by Jeremy Willinger
In any business environment, all employees, from the intern to the CEO, will be the recipient of criticism. Yet, it is how we handle these critiques (and even reprimands) that highlight our maturity and professionalism.
The most important rule of receiving criticism, however hard to accept, is to not react in the moment. Feelings of betrayal, anger, sadness, and shock can easily manifest themselves when confronted by superiors, but recognizing them and putting them aside to better concentrate on listening to the work appraisal will be beneficial in the long run. You don’t have to agree or disagree with their criticism, just collect the information. Ask questions in an effort to seek clarification, further examples, and additional detail. Inquire as to what their recommendations are about how to resolve the issues. In line with good business etiquette, be sure to convey that you appreciate the opportunity to bring these concerns to light.
Afterwards, take time to confront your feelings and conduct any personal assessment. Also important during this time is reevaluating the criticism itself. What was the tone of the person delivering the analysis—harsh? Reluctant? Rueful? In many ways, this can shed light on what your next steps should be (in light of their recommendations). Making the needed changes in the workplace is straightforward enough, but if the criticism seems unfounded, and you feel unnecessarily singled out, it may be time to seek another place of employment.
If you are the one delivering the criticism, the workplace etiquette dictates that you keep an even tone, and not succumb to an emotional response if the meeting does not go smoothly. Scheduling a time to speak with your colleague will allow them to prepare, instead of making it seem like the criticism is a total surprise.

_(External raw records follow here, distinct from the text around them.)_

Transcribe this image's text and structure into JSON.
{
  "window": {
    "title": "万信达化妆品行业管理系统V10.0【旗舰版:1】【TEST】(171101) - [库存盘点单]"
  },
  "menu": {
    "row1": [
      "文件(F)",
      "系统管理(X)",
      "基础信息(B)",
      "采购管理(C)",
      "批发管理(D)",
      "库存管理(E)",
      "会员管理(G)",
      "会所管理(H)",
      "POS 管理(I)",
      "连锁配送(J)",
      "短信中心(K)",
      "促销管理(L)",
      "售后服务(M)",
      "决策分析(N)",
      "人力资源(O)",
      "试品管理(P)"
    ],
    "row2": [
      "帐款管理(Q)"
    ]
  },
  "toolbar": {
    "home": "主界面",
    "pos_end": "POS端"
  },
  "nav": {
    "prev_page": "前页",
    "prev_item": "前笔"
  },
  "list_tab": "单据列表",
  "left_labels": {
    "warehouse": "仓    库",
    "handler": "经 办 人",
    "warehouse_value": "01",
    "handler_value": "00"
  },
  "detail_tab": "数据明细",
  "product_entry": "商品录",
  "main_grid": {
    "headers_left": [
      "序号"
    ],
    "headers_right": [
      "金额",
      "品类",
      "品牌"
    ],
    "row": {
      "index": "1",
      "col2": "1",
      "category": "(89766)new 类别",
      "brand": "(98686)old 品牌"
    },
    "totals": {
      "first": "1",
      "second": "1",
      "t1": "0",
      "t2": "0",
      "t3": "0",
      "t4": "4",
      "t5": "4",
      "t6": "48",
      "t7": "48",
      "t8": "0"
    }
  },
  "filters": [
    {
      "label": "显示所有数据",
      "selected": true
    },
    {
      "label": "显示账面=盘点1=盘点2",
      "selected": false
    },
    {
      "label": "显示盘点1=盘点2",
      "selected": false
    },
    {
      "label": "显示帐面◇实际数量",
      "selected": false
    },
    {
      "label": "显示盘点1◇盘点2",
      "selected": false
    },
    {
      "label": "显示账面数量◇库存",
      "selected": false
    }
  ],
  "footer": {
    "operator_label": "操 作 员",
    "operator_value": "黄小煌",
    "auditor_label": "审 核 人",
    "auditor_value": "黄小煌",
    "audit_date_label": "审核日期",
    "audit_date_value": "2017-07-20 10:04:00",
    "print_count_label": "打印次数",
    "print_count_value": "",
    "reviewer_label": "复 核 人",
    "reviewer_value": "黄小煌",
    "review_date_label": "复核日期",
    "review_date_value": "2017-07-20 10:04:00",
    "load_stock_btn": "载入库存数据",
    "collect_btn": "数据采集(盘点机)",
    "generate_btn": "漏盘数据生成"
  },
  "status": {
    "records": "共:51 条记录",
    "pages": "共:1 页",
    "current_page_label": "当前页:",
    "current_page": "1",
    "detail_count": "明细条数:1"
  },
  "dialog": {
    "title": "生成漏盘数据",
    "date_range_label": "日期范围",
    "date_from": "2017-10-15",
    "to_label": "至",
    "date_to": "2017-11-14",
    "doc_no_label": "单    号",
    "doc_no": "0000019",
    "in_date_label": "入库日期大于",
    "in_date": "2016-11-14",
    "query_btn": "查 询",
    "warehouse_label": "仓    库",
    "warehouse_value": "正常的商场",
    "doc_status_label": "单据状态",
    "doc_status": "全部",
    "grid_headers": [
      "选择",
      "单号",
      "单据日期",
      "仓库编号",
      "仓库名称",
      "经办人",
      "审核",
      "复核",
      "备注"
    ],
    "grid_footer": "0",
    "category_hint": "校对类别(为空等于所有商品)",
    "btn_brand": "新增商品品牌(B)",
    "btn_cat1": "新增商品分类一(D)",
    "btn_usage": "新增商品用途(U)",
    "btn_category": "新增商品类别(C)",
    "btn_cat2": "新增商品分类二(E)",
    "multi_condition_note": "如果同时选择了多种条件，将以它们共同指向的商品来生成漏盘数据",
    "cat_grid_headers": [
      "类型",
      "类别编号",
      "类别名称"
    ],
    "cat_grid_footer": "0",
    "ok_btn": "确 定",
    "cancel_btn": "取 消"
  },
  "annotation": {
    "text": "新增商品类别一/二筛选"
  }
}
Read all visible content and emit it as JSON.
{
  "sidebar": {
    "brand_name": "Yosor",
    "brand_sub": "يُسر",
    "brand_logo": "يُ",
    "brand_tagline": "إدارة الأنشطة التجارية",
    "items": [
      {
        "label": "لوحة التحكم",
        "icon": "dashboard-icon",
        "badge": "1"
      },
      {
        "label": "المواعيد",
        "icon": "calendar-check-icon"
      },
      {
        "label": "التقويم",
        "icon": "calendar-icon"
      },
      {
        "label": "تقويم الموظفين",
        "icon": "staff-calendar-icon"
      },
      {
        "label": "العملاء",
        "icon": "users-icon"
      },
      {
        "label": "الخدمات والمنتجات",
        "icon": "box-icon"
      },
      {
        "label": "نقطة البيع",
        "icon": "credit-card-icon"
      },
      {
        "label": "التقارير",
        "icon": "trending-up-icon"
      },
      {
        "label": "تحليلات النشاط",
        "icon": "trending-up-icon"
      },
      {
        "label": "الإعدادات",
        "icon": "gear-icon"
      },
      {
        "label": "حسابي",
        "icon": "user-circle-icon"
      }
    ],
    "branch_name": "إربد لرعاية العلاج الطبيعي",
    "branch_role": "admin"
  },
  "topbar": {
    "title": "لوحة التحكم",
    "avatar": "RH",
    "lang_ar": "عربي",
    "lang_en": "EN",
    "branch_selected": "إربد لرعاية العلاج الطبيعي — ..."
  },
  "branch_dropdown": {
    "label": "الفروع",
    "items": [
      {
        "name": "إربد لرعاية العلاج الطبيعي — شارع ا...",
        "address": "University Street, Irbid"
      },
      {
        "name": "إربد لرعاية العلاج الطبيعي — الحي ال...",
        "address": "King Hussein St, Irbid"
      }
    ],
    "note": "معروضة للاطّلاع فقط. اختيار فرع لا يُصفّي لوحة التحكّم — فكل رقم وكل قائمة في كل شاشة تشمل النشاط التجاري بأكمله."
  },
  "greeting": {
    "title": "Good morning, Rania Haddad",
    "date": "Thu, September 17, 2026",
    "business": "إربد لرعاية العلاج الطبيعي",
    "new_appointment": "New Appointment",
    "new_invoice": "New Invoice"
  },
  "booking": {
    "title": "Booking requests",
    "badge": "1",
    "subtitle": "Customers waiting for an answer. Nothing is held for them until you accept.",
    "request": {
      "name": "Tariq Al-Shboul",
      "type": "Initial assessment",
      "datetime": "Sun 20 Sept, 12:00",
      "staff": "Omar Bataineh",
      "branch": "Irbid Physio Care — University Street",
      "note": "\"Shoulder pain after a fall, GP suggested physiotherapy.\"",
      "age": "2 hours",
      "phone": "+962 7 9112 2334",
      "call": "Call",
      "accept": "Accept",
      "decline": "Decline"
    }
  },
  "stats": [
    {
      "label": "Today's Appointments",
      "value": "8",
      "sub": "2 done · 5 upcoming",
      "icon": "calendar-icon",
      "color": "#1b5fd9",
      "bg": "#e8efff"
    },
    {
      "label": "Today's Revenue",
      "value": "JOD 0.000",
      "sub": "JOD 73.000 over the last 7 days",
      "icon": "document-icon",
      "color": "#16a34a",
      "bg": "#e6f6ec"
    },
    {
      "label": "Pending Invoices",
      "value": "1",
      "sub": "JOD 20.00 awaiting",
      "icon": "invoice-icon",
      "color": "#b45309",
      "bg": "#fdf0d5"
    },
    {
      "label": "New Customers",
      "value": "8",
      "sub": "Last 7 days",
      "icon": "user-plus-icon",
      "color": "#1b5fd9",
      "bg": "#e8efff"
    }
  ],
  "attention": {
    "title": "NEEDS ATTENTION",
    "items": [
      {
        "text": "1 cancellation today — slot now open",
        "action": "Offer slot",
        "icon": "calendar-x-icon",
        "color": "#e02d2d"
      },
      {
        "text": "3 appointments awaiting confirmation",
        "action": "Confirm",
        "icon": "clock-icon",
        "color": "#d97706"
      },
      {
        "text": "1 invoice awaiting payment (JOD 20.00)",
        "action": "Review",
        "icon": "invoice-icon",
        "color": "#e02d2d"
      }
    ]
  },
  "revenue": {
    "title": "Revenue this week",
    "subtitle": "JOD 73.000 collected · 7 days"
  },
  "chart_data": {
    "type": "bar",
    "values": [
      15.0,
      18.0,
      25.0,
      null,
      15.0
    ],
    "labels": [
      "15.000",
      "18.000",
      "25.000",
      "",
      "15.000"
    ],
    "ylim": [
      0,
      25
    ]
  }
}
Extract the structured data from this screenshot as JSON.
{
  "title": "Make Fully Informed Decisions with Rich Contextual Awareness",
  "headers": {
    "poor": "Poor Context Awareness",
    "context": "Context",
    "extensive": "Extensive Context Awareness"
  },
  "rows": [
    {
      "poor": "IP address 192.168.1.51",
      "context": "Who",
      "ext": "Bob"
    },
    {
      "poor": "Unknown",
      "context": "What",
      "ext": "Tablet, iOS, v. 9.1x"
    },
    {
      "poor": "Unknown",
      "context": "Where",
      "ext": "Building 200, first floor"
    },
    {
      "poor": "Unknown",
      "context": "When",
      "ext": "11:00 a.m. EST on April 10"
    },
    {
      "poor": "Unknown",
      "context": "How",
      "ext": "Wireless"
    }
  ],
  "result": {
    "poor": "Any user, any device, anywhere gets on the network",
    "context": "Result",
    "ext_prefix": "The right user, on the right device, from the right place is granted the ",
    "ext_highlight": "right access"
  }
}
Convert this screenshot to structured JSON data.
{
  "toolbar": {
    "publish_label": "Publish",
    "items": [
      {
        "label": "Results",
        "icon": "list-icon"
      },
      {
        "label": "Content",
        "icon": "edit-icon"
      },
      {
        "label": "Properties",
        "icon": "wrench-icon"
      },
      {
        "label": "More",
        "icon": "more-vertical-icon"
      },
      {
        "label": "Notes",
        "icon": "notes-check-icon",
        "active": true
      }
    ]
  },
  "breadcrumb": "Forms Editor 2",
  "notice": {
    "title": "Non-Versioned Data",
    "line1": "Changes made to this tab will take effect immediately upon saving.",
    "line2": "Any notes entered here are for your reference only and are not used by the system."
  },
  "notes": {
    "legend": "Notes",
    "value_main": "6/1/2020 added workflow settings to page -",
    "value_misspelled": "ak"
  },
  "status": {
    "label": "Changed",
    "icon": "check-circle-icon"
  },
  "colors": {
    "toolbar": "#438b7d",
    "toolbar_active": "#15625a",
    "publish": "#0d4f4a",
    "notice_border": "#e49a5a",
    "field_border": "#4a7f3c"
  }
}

Though the word “criticism” can have a harsh undertone, it must actually be portrayed as an opportunity for improvement—and bridge building. While each industry is specific to the type of criticism offered, the manner in which you deliver it should always come from a position of guidance rather than condemnation. Group business etiquette seminars are very helpful in creating an effective and collaborative workplace in any business setting.
By using criticism as a tool for motivation and good business etiquette, you will be seen as a team player who can accept constructive criticism and work well with others, despite seeing things differently.